Search the data for the string "this" and copy each line in which it appears.

##### MATERIAL PROVIDED #####

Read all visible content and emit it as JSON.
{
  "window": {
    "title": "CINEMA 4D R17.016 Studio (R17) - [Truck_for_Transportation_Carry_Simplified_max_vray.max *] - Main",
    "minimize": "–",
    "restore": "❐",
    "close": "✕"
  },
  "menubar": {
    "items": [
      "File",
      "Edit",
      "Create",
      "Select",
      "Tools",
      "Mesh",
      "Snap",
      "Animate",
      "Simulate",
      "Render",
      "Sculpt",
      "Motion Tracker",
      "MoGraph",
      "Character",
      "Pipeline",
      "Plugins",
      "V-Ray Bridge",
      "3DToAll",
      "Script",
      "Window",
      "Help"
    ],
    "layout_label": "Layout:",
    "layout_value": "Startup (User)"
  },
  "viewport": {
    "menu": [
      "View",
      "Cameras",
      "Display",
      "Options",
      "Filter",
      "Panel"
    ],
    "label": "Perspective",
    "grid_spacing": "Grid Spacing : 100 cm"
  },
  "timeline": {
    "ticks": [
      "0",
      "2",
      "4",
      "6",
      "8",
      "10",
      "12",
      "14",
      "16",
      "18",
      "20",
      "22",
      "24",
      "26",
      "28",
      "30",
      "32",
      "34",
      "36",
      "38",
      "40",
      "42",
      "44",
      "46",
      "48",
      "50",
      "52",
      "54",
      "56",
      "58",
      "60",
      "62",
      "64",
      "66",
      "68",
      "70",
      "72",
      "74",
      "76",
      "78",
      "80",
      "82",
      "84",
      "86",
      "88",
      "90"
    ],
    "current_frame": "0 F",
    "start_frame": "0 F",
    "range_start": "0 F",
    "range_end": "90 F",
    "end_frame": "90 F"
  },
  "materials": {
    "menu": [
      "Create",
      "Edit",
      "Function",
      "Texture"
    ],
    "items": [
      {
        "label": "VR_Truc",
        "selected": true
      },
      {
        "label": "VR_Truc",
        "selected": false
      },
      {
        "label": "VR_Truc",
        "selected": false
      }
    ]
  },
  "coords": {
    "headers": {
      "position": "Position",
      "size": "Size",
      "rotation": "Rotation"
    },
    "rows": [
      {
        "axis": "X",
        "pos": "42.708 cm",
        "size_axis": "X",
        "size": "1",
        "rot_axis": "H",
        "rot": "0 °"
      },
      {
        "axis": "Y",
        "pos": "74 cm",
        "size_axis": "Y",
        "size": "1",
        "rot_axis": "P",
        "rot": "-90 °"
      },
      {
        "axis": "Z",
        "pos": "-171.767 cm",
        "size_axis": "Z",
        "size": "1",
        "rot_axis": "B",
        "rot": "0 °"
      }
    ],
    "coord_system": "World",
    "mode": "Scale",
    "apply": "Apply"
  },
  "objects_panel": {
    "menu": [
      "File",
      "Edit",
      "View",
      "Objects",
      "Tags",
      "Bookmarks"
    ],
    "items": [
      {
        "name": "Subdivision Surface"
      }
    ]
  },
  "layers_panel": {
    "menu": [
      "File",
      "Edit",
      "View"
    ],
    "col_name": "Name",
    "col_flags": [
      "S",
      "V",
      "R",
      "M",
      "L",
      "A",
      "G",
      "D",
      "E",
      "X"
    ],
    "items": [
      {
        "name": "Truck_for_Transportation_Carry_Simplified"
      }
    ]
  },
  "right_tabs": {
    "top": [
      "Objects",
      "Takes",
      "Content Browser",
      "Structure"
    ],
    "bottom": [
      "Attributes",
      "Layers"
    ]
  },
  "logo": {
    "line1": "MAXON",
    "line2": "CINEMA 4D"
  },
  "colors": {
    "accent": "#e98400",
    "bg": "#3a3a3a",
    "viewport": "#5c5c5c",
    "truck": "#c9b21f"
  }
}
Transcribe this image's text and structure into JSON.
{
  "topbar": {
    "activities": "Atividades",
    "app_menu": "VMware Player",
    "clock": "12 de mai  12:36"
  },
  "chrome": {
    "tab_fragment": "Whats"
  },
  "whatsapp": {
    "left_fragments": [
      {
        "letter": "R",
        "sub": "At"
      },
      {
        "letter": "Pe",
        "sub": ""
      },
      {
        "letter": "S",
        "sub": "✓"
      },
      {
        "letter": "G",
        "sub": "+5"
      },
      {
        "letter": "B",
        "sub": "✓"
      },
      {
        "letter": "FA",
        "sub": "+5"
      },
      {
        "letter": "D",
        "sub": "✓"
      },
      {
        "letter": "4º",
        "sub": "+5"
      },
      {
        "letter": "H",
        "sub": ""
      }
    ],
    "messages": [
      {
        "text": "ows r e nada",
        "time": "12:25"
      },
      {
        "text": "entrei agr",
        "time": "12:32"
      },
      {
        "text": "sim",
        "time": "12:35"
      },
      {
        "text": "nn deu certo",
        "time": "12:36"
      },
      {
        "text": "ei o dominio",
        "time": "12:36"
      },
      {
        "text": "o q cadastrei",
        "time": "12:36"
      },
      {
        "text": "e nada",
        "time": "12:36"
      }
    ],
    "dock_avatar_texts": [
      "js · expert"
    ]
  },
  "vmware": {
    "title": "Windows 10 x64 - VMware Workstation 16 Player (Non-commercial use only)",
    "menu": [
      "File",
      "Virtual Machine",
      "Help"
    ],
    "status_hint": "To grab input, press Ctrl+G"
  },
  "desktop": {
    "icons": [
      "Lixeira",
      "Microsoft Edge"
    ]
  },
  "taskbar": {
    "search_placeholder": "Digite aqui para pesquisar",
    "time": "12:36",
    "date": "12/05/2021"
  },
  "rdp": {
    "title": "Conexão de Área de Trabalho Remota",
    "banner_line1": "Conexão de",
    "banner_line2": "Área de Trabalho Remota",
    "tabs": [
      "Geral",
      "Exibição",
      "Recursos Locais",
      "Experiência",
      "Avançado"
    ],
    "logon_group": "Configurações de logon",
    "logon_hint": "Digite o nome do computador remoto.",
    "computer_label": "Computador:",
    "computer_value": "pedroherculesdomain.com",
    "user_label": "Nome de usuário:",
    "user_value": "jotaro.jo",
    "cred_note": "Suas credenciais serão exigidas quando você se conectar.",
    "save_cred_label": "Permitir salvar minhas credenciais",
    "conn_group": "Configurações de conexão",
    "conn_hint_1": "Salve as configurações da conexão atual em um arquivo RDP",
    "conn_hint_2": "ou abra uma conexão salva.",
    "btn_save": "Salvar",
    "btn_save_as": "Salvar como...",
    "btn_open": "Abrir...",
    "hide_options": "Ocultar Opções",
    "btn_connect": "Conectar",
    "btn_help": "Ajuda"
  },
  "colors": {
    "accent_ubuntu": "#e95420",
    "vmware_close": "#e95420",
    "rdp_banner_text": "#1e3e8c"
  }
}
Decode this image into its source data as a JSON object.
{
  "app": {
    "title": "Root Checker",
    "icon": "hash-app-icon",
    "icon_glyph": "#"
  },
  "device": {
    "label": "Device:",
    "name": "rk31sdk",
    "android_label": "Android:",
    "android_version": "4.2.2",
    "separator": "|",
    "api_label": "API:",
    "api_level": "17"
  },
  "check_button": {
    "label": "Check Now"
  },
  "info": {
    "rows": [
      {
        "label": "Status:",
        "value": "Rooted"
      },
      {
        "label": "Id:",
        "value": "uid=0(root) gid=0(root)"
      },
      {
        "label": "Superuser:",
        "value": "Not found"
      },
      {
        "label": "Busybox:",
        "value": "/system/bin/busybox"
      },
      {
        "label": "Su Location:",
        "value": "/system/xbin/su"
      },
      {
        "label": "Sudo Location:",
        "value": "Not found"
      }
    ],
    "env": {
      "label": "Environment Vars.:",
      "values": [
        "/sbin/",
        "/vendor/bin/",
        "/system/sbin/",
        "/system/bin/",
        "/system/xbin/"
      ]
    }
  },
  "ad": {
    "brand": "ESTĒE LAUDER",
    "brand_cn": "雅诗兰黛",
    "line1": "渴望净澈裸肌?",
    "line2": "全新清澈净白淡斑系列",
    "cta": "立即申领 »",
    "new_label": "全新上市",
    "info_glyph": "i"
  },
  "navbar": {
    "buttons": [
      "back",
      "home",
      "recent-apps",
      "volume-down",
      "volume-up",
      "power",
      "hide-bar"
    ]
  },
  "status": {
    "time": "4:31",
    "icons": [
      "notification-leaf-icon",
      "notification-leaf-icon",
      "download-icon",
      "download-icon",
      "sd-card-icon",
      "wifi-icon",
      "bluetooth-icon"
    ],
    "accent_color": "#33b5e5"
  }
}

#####

TASK RESULT:
Transcribe this image's text and structure into JSON.
Decode this image into its source data as a JSON object.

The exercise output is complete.